Animal Care bvba - Vets small and large domestic animals

Despite the fact that experts have only recently shown interest, gastric ulcers in horses are very common. According to scientific literature and recently conducted studies 90% of thoroughbreds and trotters suffer from gastric ulcers. This disorder is also very common in foals.

Formulating a correct diagnosis of this disorder is very difficult however, because clear symptoms can seldom be observed. Some signs are very vague as they are not specific to gastric ulcers.


Gastric ulcers in horses, a very common but still "unknown" problem.

What causes gastric ulcers?

Stomach mucosas in horses are naturally protected against the acid contents of the stomach.
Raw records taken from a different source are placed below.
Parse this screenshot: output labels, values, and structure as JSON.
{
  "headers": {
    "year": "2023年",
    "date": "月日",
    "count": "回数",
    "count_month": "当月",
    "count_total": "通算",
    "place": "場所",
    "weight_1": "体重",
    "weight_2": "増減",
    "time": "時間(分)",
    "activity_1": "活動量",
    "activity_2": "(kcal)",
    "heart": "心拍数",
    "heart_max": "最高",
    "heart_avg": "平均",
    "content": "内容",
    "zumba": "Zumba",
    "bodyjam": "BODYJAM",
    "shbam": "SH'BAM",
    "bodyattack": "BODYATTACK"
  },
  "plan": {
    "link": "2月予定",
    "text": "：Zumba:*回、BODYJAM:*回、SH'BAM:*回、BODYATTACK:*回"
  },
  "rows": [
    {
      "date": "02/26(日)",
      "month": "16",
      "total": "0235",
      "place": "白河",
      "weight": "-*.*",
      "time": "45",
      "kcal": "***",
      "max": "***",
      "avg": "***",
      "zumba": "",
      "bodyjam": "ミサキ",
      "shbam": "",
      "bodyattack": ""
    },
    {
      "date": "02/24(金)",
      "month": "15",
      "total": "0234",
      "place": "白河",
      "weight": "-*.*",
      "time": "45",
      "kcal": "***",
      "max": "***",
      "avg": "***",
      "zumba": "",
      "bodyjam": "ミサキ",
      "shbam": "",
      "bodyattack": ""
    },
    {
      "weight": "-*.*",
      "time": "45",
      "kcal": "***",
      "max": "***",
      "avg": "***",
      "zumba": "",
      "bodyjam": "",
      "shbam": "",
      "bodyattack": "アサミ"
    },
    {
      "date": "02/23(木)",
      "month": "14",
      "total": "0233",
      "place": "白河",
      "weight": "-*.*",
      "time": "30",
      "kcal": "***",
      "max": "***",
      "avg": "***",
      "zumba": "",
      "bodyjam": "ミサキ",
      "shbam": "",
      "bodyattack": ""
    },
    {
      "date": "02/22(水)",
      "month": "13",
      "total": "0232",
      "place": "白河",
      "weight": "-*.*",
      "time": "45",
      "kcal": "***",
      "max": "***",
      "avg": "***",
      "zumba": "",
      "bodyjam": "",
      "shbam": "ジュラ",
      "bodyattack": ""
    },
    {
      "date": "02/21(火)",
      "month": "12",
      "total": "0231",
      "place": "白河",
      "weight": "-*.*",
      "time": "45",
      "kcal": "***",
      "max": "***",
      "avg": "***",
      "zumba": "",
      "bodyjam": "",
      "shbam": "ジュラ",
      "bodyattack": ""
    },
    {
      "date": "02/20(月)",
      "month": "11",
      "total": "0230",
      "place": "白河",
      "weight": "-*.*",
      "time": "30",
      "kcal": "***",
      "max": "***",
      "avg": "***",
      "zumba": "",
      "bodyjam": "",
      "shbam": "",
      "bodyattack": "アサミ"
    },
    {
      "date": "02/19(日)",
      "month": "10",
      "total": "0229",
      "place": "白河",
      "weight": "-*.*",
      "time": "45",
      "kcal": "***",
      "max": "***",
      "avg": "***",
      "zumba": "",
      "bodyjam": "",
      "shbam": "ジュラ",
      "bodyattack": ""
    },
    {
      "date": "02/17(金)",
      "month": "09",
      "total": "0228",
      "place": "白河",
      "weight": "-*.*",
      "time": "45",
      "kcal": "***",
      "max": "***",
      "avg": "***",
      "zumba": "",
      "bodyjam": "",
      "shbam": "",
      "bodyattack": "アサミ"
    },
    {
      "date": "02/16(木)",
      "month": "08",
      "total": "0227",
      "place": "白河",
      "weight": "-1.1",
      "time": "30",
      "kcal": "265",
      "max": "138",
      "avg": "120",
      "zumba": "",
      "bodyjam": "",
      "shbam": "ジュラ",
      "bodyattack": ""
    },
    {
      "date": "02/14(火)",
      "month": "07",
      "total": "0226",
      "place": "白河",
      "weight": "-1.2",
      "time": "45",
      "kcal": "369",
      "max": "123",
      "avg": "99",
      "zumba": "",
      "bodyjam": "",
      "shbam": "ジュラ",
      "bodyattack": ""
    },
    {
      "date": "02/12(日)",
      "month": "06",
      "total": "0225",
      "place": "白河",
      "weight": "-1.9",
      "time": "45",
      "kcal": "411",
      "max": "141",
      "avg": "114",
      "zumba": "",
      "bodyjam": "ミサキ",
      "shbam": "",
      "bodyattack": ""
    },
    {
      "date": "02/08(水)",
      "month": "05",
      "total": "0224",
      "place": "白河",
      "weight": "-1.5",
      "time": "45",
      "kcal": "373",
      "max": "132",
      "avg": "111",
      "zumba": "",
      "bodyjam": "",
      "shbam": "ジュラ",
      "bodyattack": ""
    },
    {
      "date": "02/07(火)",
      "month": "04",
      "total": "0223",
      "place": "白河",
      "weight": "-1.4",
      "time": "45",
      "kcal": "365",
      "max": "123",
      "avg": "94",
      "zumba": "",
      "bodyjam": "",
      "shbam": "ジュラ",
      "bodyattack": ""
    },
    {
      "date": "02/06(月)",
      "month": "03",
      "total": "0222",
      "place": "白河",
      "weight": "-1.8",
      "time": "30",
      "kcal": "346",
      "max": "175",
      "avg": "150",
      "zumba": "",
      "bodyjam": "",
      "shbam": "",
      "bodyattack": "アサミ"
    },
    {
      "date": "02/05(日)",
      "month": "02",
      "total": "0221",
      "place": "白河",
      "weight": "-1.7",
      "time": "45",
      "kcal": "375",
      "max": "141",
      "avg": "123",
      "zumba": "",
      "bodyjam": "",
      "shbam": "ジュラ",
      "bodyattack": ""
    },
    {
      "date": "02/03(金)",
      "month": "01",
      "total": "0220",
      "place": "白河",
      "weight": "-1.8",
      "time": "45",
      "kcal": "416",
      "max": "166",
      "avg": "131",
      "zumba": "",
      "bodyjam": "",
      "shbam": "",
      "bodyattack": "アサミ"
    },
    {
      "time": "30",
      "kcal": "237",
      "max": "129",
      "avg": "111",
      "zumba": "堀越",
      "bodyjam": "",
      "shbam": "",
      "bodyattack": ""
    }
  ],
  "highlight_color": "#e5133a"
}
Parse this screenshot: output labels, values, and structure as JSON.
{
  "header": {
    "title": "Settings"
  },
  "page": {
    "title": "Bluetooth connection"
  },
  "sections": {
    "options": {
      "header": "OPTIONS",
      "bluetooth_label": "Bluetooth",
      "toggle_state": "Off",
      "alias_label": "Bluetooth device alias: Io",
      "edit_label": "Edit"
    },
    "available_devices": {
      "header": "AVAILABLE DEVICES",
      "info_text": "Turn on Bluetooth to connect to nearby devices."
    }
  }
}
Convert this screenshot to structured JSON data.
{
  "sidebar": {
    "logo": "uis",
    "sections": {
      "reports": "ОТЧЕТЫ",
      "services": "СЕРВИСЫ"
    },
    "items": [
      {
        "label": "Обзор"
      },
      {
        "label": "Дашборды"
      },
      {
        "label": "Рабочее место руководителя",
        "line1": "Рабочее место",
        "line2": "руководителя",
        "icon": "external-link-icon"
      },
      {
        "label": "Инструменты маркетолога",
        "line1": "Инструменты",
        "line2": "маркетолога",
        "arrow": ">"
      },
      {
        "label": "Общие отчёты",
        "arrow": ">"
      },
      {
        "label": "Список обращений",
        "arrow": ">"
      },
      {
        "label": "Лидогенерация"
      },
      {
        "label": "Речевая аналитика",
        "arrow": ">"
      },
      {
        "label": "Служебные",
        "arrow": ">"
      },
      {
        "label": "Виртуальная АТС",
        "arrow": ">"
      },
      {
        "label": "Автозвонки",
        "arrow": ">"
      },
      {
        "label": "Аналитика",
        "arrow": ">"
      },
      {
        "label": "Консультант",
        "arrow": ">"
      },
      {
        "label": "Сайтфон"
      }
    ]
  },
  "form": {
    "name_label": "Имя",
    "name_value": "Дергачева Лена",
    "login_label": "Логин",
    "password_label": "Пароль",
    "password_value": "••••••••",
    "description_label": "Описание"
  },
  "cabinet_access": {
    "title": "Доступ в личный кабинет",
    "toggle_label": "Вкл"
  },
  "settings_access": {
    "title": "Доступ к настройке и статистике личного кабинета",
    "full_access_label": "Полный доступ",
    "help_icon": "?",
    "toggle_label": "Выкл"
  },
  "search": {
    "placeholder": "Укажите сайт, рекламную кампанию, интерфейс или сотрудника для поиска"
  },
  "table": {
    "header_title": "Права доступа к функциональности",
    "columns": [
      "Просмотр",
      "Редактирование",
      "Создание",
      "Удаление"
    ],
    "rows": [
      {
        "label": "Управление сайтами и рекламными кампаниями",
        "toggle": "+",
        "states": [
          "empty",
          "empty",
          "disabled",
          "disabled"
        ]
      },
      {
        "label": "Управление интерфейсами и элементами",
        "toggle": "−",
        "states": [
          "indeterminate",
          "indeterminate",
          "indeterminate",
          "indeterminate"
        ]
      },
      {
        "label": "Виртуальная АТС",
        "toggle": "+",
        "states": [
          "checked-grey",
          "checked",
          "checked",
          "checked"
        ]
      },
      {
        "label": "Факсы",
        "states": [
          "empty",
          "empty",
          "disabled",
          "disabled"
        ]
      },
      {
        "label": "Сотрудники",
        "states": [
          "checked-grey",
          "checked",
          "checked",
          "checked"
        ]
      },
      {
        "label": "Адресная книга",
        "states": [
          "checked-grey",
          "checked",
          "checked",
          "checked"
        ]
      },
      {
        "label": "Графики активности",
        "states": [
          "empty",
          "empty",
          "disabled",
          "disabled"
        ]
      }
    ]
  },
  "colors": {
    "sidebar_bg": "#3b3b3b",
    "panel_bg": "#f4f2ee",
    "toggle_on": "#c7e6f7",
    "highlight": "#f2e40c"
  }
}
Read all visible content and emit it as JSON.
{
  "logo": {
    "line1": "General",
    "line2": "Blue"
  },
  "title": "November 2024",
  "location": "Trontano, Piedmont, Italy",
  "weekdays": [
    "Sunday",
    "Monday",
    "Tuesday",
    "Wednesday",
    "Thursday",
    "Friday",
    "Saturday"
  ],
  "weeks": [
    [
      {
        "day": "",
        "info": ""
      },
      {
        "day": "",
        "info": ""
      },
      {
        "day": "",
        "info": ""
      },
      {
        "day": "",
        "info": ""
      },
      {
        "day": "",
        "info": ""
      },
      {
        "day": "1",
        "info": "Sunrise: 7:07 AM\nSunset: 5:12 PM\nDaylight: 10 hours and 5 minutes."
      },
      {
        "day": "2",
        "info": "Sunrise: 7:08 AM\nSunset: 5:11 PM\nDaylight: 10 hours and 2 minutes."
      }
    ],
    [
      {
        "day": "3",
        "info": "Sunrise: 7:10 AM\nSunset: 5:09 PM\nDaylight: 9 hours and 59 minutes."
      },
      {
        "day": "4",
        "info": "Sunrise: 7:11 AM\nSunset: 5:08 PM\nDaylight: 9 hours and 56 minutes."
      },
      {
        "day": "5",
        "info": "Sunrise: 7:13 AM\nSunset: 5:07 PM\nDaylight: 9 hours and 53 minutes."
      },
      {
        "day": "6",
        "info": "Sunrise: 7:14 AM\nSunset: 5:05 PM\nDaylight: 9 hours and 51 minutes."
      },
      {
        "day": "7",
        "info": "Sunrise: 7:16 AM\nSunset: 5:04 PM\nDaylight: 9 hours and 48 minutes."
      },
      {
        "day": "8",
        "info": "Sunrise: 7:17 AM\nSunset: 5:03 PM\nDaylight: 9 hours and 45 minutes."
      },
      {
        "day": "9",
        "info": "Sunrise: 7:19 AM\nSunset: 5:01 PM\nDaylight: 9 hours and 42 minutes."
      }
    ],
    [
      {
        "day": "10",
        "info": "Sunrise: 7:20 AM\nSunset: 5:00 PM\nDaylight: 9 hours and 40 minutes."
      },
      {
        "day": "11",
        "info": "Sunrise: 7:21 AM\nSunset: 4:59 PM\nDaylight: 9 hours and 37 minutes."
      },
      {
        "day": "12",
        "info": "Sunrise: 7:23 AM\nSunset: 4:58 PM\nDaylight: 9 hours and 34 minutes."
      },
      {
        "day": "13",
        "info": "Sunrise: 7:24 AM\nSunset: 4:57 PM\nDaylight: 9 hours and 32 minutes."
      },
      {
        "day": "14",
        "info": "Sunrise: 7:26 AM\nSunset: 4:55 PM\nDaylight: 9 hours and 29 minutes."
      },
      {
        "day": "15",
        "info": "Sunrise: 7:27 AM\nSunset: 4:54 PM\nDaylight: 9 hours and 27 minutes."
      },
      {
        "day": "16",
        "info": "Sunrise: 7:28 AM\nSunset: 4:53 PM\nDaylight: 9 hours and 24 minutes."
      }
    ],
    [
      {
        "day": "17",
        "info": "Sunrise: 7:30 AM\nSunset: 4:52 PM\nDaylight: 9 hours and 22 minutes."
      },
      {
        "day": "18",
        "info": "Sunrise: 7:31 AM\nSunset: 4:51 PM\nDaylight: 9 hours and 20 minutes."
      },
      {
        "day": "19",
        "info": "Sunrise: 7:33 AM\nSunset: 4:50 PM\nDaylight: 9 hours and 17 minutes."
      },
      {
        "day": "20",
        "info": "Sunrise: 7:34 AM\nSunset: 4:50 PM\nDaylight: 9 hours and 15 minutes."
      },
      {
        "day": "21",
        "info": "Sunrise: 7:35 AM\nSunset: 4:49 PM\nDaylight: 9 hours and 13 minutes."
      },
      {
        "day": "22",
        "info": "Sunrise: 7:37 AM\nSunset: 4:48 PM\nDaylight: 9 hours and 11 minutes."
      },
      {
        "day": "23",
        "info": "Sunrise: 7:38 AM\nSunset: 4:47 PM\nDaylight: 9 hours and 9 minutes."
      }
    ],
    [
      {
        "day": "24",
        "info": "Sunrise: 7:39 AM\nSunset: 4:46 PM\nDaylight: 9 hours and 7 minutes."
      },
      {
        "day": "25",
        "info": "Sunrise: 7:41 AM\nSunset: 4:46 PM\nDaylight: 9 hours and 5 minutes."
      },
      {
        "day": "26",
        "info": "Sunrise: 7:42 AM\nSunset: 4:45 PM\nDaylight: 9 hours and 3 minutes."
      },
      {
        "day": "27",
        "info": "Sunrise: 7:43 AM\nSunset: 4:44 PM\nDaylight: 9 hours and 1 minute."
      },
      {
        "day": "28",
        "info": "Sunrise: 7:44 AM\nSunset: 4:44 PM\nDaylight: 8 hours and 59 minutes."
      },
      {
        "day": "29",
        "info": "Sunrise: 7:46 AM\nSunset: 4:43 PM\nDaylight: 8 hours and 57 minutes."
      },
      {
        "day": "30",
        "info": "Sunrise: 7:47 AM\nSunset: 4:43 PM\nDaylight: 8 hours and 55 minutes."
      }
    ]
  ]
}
This protection can be affected by external factors such as environmental and feeding factors or physical efforts. The probability of a gastric ulcer is hereby considerably increased and this, in turn, affects the horse's general condition, behaviour and performance level. In principle all horses can suffer from it, but the problem occurs more often in horses with an intensive training scheme.

Possible causes are for example:

  • inadequate feed (type of feed, frequency of meals)
  • changes in feed (in weaning foals)
  • intensive training
  • administration of some types of medicine
  • transport, a surgical intervention, or other stress factors

What are the external signs?

An adult horse with a gastric ulcer shows no visible external signs. This does not mean it is not in pain however.

Possible symptoms are:

  • loss of weight 
  • decrease in performance
  • no appetite or selective intake of food
  • poor general condition, apathy
  • diarrhoea
  • colic after food intake
  • bruxism (grinding of teeth)
  • back lying

As said, these symptoms are not specific to gastric ulcers and they may very well appear with other disorders. This is what makes formulating a correct diagnosis so difficult. When the horse is in intensive training or temporarily eats in an irregular way and shows another of the aforementioned symptoms in the process, one can suppose that it suffers from a gastric ulcer. This problem can also occur in foals without the appearance of clear external signs. When one of the aforementioned symptoms occurs, it is best to consult a vet.

Prevention and treatment of gastric ulcers

The occurrence of a gastric ulcer can be reduced when we can eliminate the predisposing stress factors: feed of good quality or putting the animal out to pasture. In practice, however, it is not always possible to apply these measures adequately.

Therefore, it may be useful to administer an additional food supplement, in order to keep the stomach mucosas in good shape.

Your vet, your best counsellor

If you suspect your horse suffers from this disorder or if you require additional information, consult with your vet. He can best inform and advise you regarding preventive measures and eventual treatments.

Effective prevention measures and treatments exist.